Bus gets stuck on Smugglers’ Notch, but there’s a twist

#SMH ... It’s the only acceptable reaction to the latest news coming out of Smugglers’ Notch, the winding section of Vermont Route 108 where large vehicles find themselves getting stuck. I wrote about this road here and here, and due to continued incidents, have been reduced to tweeting about it to save time.

Welp, it happened again. Another large vehicle got stuck at Smugglers’ Notch in Vermont. However, this time it was a bus.

Yup, a motorcoach found itself wedged at the sharp turn at Smugglers’ Notch, which has caused headaches for city and state officials. Before listen to this: The bus will not be fined.

According to Vermont state law, “Commercial vehicles are prohibited from operating on the Smugglers’ Notch segment of Vermont Route 108.” The catch? “As used in this subsection, ‘commercial vehicle’ means truck-tractor-semitrailer combinations and truck-tractor-trailer combinations.”

That’s right. The law does not apply to motorcoaches or any other vehicle type similar in length. Only trucks.

Ripple effect from high seas shipping company failure inevitable

Effects of the Hanjin shipping line collapse continue to spread even as Korean electronics companies and U.S. retailers work desperately to untangle the mess before Christmas shopping season.

Like the fate of many small trucking companies, Hanjin failed because of shipping overcapacity. To keep up with boom-time growth in the early 2000s, major shipping lines ordered massive new container ships. Those orders could not be canceled when the world economy faltered in 2008. The new ships typically handle 19,000 containers compared with the 8,000-container ships regarded as huge just a decade ago.

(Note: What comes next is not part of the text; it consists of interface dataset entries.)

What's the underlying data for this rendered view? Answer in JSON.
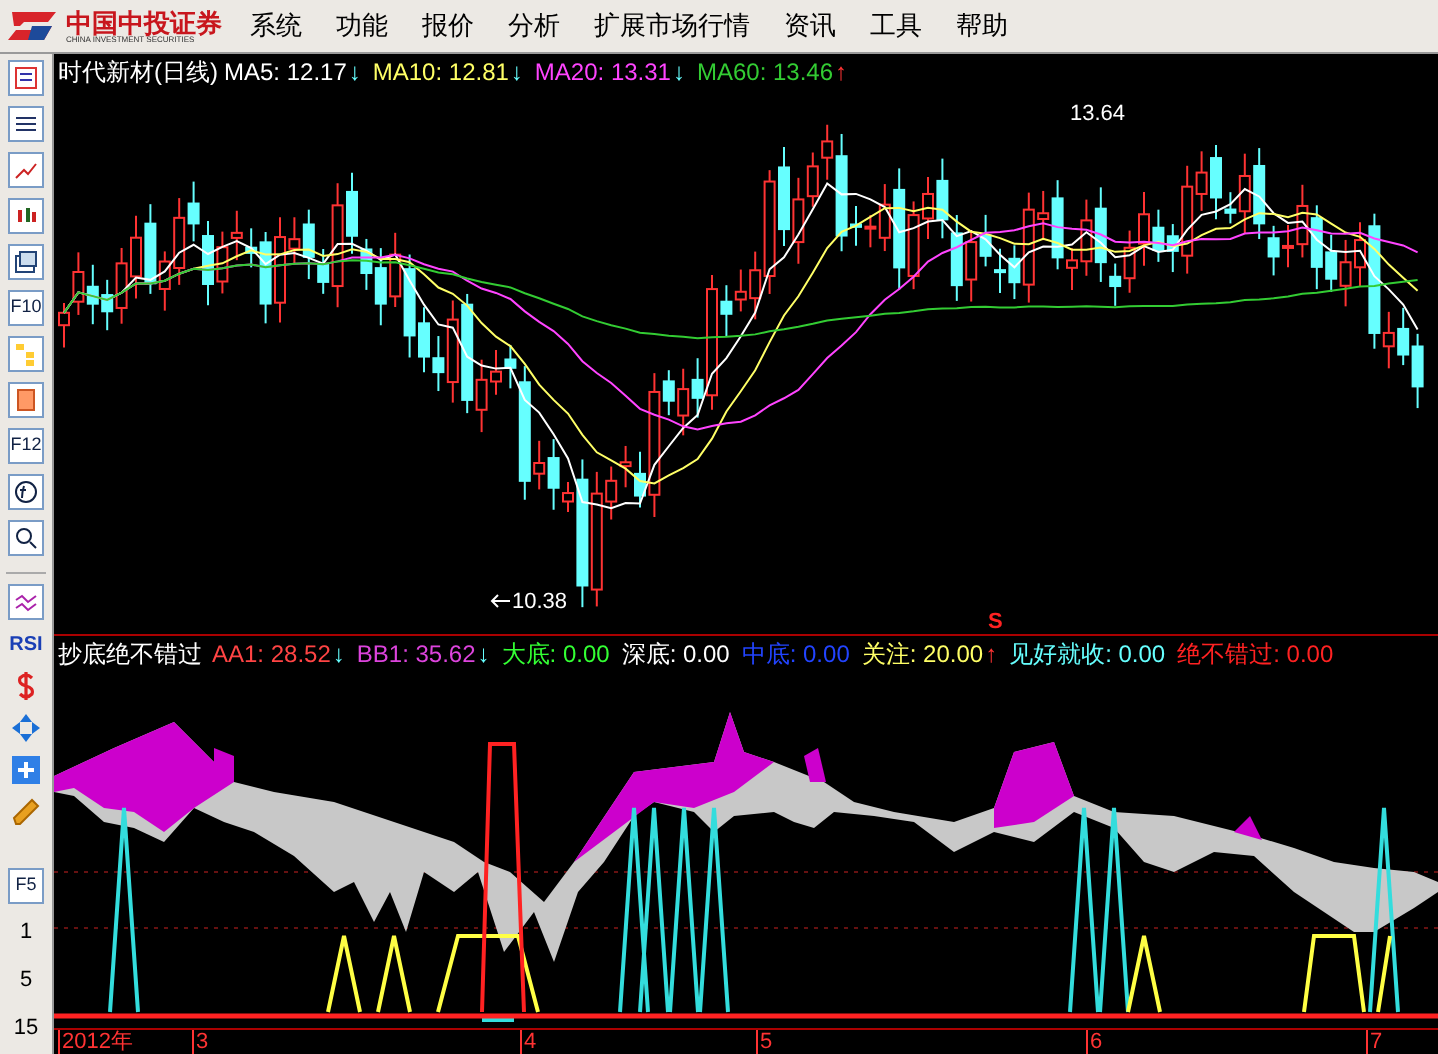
{
  "menu": {
    "logo_text": "中国中投证券",
    "logo_subtext": "CHINA INVESTMENT SECURITIES",
    "items": [
      "系统",
      "功能",
      "报价",
      "分析",
      "扩展市场行情",
      "资讯",
      "工具",
      "帮助"
    ]
  },
  "toolbar": {
    "labels": [
      "F10",
      "F12",
      "RSI",
      "F5"
    ],
    "scale": [
      "1",
      "5",
      "15"
    ]
  },
  "price_panel": {
    "title": "时代新材(日线)",
    "indicators": [
      {
        "text": "MA5: 12.17",
        "arrow": "↓",
        "rising": false,
        "color": "#ffffff"
      },
      {
        "text": "MA10: 12.81",
        "arrow": "↓",
        "rising": false,
        "color": "#ffff66"
      },
      {
        "text": "MA20: 13.31",
        "arrow": "↓",
        "rising": false,
        "color": "#ff44ff"
      },
      {
        "text": "MA60: 13.46",
        "arrow": "↑",
        "rising": true,
        "color": "#33cc33"
      }
    ],
    "high_label": "13.64",
    "low_label": "10.38"
  },
  "marker": "S",
  "indicator_panel": {
    "title": "抄底绝不错过",
    "indicators": [
      {
        "text": "AA1: 28.52",
        "arrow": "↓",
        "rising": false,
        "color": "#ff4444"
      },
      {
        "text": "BB1: 35.62",
        "arrow": "↓",
        "rising": false,
        "color": "#dd44dd"
      },
      {
        "text": "大底: 0.00",
        "color": "#33ff33"
      },
      {
        "text": "深底: 0.00",
        "color": "#ffffff"
      },
      {
        "text": "中底: 0.00",
        "color": "#2244ff"
      },
      {
        "text": "关注: 20.00",
        "arrow": "↑",
        "rising": true,
        "color": "#ffff66"
      },
      {
        "text": "见好就收: 0.00",
        "color": "#66ffff"
      },
      {
        "text": "绝不错过: 0.00",
        "color": "#ff2222"
      }
    ]
  },
  "dates": [
    "2012年",
    "3",
    "4",
    "5",
    "6",
    "7"
  ]
}
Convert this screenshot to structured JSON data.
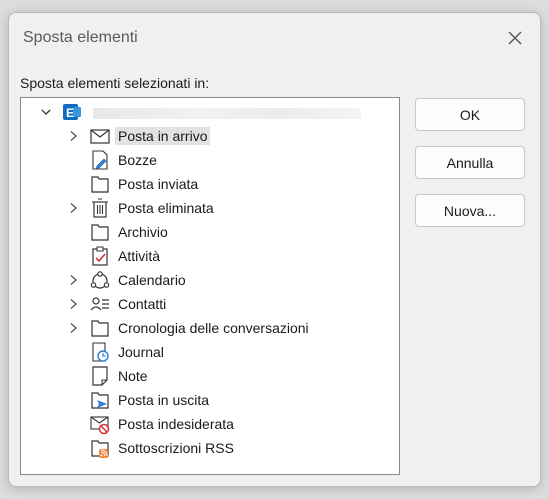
{
  "dialog": {
    "title": "Sposta elementi",
    "prompt": "Sposta elementi selezionati in:",
    "buttons": {
      "ok": "OK",
      "cancel": "Annulla",
      "new": "Nuova..."
    }
  },
  "tree": {
    "account": {
      "icon": "exchange-icon",
      "expanded": true
    },
    "folders": [
      {
        "label": "Posta in arrivo",
        "icon": "envelope-icon",
        "expandable": true,
        "selected": true
      },
      {
        "label": "Bozze",
        "icon": "drafts-icon",
        "expandable": false
      },
      {
        "label": "Posta inviata",
        "icon": "folder-icon",
        "expandable": false
      },
      {
        "label": "Posta eliminata",
        "icon": "trash-icon",
        "expandable": true
      },
      {
        "label": "Archivio",
        "icon": "folder-icon",
        "expandable": false
      },
      {
        "label": "Attività",
        "icon": "tasks-icon",
        "expandable": false
      },
      {
        "label": "Calendario",
        "icon": "calendar-icon",
        "expandable": true
      },
      {
        "label": "Contatti",
        "icon": "contacts-icon",
        "expandable": true
      },
      {
        "label": "Cronologia delle conversazioni",
        "icon": "folder-icon",
        "expandable": true
      },
      {
        "label": "Journal",
        "icon": "journal-icon",
        "expandable": false
      },
      {
        "label": "Note",
        "icon": "note-icon",
        "expandable": false
      },
      {
        "label": "Posta in uscita",
        "icon": "outbox-icon",
        "expandable": false
      },
      {
        "label": "Posta indesiderata",
        "icon": "junk-icon",
        "expandable": false
      },
      {
        "label": "Sottoscrizioni RSS",
        "icon": "rss-icon",
        "expandable": false
      }
    ]
  },
  "colors": {
    "exchange": "#0f6cbd",
    "check": "#d13438",
    "rss": "#f0883e",
    "outbox": "#2f7fd8",
    "junk": "#d13438",
    "journal": "#2f7fd8"
  }
}
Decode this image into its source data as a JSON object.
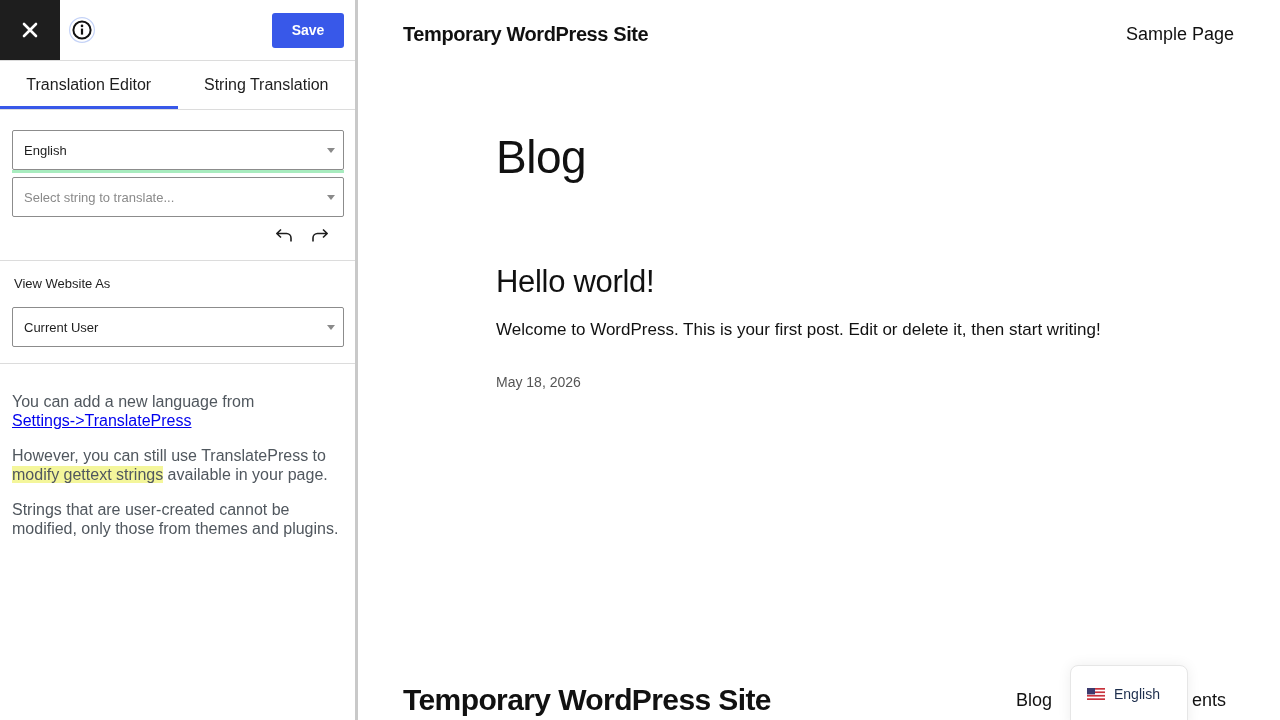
{
  "editor_panel": {
    "save_button": {
      "label": "Save"
    },
    "tabs": [
      {
        "label": "Translation Editor",
        "selected": true
      },
      {
        "label": "String Translation",
        "selected": false
      }
    ],
    "language_select": {
      "value": "English"
    },
    "string_select": {
      "placeholder": "Select string to translate..."
    },
    "view_as": {
      "label": "View Website As",
      "value": "Current User"
    },
    "notes": [
      {
        "parts": [
          {
            "kind": "text",
            "text": "You can add a new language from "
          },
          {
            "kind": "link",
            "text": "Settings->TranslatePress"
          }
        ]
      },
      {
        "parts": [
          {
            "kind": "text",
            "text": "However, you can still use TranslatePress to "
          },
          {
            "kind": "highlight",
            "text": "modify gettext strings"
          },
          {
            "kind": "text",
            "text": " available in your page."
          }
        ]
      },
      {
        "parts": [
          {
            "kind": "text",
            "text": "Strings that are user-created cannot be modified, only those from themes and plugins."
          }
        ]
      }
    ]
  },
  "site_preview": {
    "header": {
      "site_title": "Temporary WordPress Site",
      "nav": [
        "Sample Page"
      ]
    },
    "page_title": "Blog",
    "posts": [
      {
        "title": "Hello world!",
        "excerpt": "Welcome to WordPress. This is your first post. Edit or delete it, then start writing!",
        "date": "May 18, 2026"
      }
    ],
    "footer": {
      "site_title": "Temporary WordPress Site",
      "nav": [
        "Blog",
        "ents"
      ]
    },
    "language_switcher": {
      "current": "English"
    }
  }
}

Just like new trucks bought by optimistic fleets in the early 2000s, those big ships were put in service to generate revenue. All that capacity forced rates down.

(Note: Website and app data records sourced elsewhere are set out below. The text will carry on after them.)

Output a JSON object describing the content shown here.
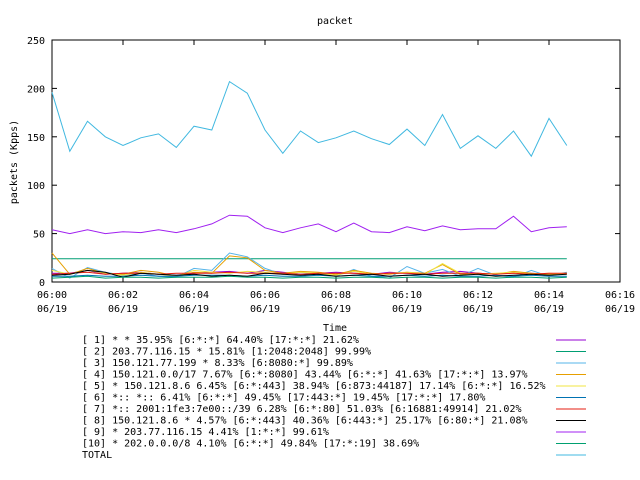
{
  "chart_data": {
    "type": "line",
    "title": "packet",
    "xlabel": "Time",
    "ylabel": "packets (Kpps)",
    "ylim": [
      0,
      250
    ],
    "xlim": [
      "2021-06-19 06:00",
      "2021-06-19 06:16"
    ],
    "yticks": [
      "0",
      "50",
      "100",
      "150",
      "200",
      "250"
    ],
    "xticks": [
      {
        "time": "06:00",
        "date": "06/19"
      },
      {
        "time": "06:02",
        "date": "06/19"
      },
      {
        "time": "06:04",
        "date": "06/19"
      },
      {
        "time": "06:06",
        "date": "06/19"
      },
      {
        "time": "06:08",
        "date": "06/19"
      },
      {
        "time": "06:10",
        "date": "06/19"
      },
      {
        "time": "06:12",
        "date": "06/19"
      },
      {
        "time": "06:14",
        "date": "06/19"
      },
      {
        "time": "06:16",
        "date": "06/19"
      }
    ],
    "grid": false,
    "legend_position": "bottom",
    "x": [
      "06:00",
      "06:00:30",
      "06:01",
      "06:01:30",
      "06:02",
      "06:02:30",
      "06:03",
      "06:03:30",
      "06:04",
      "06:04:30",
      "06:05",
      "06:05:30",
      "06:06",
      "06:06:30",
      "06:07",
      "06:07:30",
      "06:08",
      "06:08:30",
      "06:09",
      "06:09:30",
      "06:10",
      "06:10:30",
      "06:11",
      "06:11:30",
      "06:12",
      "06:12:30",
      "06:13",
      "06:13:30",
      "06:14",
      "06:14:30"
    ],
    "series": [
      {
        "name": "[ 1] * * 35.95%  [6:*:*] 64.40% [17:*:*] 21.62%",
        "color": "#9400d3",
        "values": [
          9,
          9,
          12,
          8,
          9,
          10,
          8,
          7,
          9,
          10,
          11,
          9,
          12,
          10,
          8,
          9,
          10,
          9,
          8,
          10,
          9,
          8,
          10,
          11,
          9,
          8,
          10,
          9,
          8,
          9
        ]
      },
      {
        "name": "[ 2] 203.77.116.15 * 15.81%  [1:2048:2048] 99.99%",
        "color": "#009e73",
        "values": [
          24,
          24,
          24,
          24,
          24,
          24,
          24,
          24,
          24,
          24,
          24,
          24,
          24,
          24,
          24,
          24,
          24,
          24,
          24,
          24,
          24,
          24,
          24,
          24,
          24,
          24,
          24,
          24,
          24,
          24
        ]
      },
      {
        "name": "[ 3] 150.121.77.199 * 8.33%  [6:8080:*] 99.89%",
        "color": "#56b4e9",
        "values": [
          14,
          4,
          15,
          10,
          7,
          9,
          6,
          5,
          14,
          12,
          30,
          26,
          14,
          8,
          10,
          8,
          6,
          13,
          6,
          4,
          16,
          9,
          13,
          6,
          14,
          7,
          5,
          12,
          6,
          10
        ]
      },
      {
        "name": "[ 4] 150.121.0.0/17 7.67%  [6:*:8080] 43.44% [6:*:*] 41.63% [17:*:*] 13.97%",
        "color": "#e69f00",
        "values": [
          30,
          8,
          14,
          9,
          8,
          12,
          10,
          6,
          10,
          9,
          27,
          25,
          12,
          9,
          11,
          10,
          8,
          12,
          9,
          8,
          10,
          9,
          18,
          8,
          9,
          8,
          11,
          9,
          8,
          9
        ]
      },
      {
        "name": "[ 5] * 150.121.8.6 6.45%  [6:*:443] 38.94% [6:873:44187] 17.14% [6:*:*] 16.52%",
        "color": "#f0e442",
        "values": [
          12,
          8,
          12,
          9,
          7,
          10,
          8,
          6,
          12,
          10,
          9,
          11,
          10,
          8,
          10,
          9,
          7,
          11,
          8,
          9,
          10,
          8,
          19,
          9,
          8,
          9,
          10,
          8,
          9,
          8
        ]
      },
      {
        "name": "[ 6] *:: *:: 6.41%  [6:*:*] 49.45% [17:443:*] 19.45% [17:*:*] 17.80%",
        "color": "#0072b2",
        "values": [
          6,
          6,
          7,
          6,
          6,
          7,
          6,
          6,
          7,
          7,
          7,
          6,
          7,
          6,
          6,
          7,
          6,
          7,
          6,
          6,
          7,
          6,
          7,
          6,
          6,
          7,
          6,
          7,
          6,
          6
        ]
      },
      {
        "name": "[ 7] *:: 2001:1fe3:7e00::/39 6.28%  [6:*:80] 51.03% [6:16881:49914] 21.02%",
        "color": "#e51e10",
        "values": [
          8,
          9,
          10,
          8,
          9,
          9,
          8,
          9,
          9,
          9,
          10,
          9,
          9,
          9,
          8,
          9,
          9,
          9,
          8,
          9,
          9,
          8,
          9,
          9,
          9,
          8,
          9,
          8,
          9,
          9
        ]
      },
      {
        "name": "[ 8] 150.121.8.6 * 4.57%  [6:*:443] 40.36% [6:443:*] 25.17% [6:80:*] 21.08%",
        "color": "#000000",
        "values": [
          7,
          8,
          12,
          10,
          5,
          9,
          8,
          7,
          8,
          6,
          7,
          6,
          9,
          8,
          7,
          8,
          6,
          7,
          8,
          6,
          7,
          8,
          6,
          7,
          8,
          6,
          7,
          8,
          7,
          8
        ]
      },
      {
        "name": "[ 9] * 203.77.116.15 4.41%  [1:*:*] 99.61%",
        "color": "#a020f0",
        "values": [
          54,
          50,
          54,
          50,
          52,
          51,
          54,
          51,
          55,
          60,
          69,
          68,
          56,
          51,
          56,
          60,
          52,
          61,
          52,
          51,
          57,
          53,
          58,
          54,
          55,
          55,
          68,
          52,
          56,
          57
        ]
      },
      {
        "name": "[10] * 202.0.0.0/8 4.10%  [6:*:*] 49.84% [17:*:19] 38.69%",
        "color": "#00a070",
        "values": [
          4,
          5,
          6,
          4,
          5,
          5,
          4,
          5,
          5,
          5,
          6,
          5,
          5,
          4,
          5,
          5,
          4,
          5,
          5,
          4,
          5,
          5,
          4,
          5,
          5,
          4,
          5,
          5,
          4,
          5
        ]
      },
      {
        "name": "TOTAL",
        "color": "#40b8e0",
        "values": [
          196,
          135,
          166,
          150,
          141,
          149,
          153,
          139,
          161,
          157,
          207,
          195,
          157,
          133,
          156,
          144,
          149,
          156,
          148,
          142,
          158,
          141,
          173,
          138,
          151,
          138,
          156,
          130,
          169,
          141
        ]
      }
    ]
  }
}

Sound familiar?

Thursday, September 15, 2016

Truck curfew story fishier than ‘Deadliest Catch’ marathon
A common saying is that if it’s too good to be true, then it probably is. Well, the same logic can apply
to outlandish, negative stories. 

If your gut tells you something isn’t right, then that’s probably the case. 

Earlier this week, a questionable website,, posted an article titled “11 States Agree to Implement And Enforce TRUCK Curfew.” The story goes on to say that in conjunction with the U.S. Department of Transportation, Arkansas, California, Florida, Indiana, Kentucky, Nevada, New Hampshire, South Carolina, South Dakota, Utah and Washington will begin enforcing a mandatory truck curfew from 11 p.m. until 6 a.m. as soon as this month. 

The brief article uses Department of Transportation representative Donald McCarthy as a source. But the problem is that no one by the name of Donald McCarthy represents the Department of Transportation. 

However, even if you had no way of knowing whether or not McCarthy was a legitimate source, there are plenty of clues to tell us that this article is among the increasing number of fraudulent stories floating around on the internet.

Wednesday, September 14, 2016

Move over rail intermodal. Meet the autonomous transporter

Last Friday, Texas A&M University rolled out the Freight Shuttle System, a new freight moving

scheme they call simply FSS. Texas Gov. Greg Abbott was there to talk it up. A Port of Houston representative said the port may be the first to put the idea to work. 

FSS is a cross between an old-fashioned New York or Chicago elevated line, or “El,” and a Disney World monorail. Like the monorail, FSS is up in the air supported by single pillars. Like a city elevated line, it moves vehicles in both directions at once. FSS requires little real estate and can presumably be built along existing rights of way, even on Interstate medians. The vehicles themselves are autonomous.

At one end, a dedicated crane plucks trailers from power units or containers from chassis and plops them on FSS flatbed-type units. I think of them as pods. The process is reversed at the other end. 

The front and back of an FSS unit look alike. Each resembles the front of a European or Japanese bullet train – very aerodynamic. A single box up to 53 feet long fits between them for the ride. An FSS pod can zip along at speeds up to 70 mph and consume two-thirds less energy than a truck.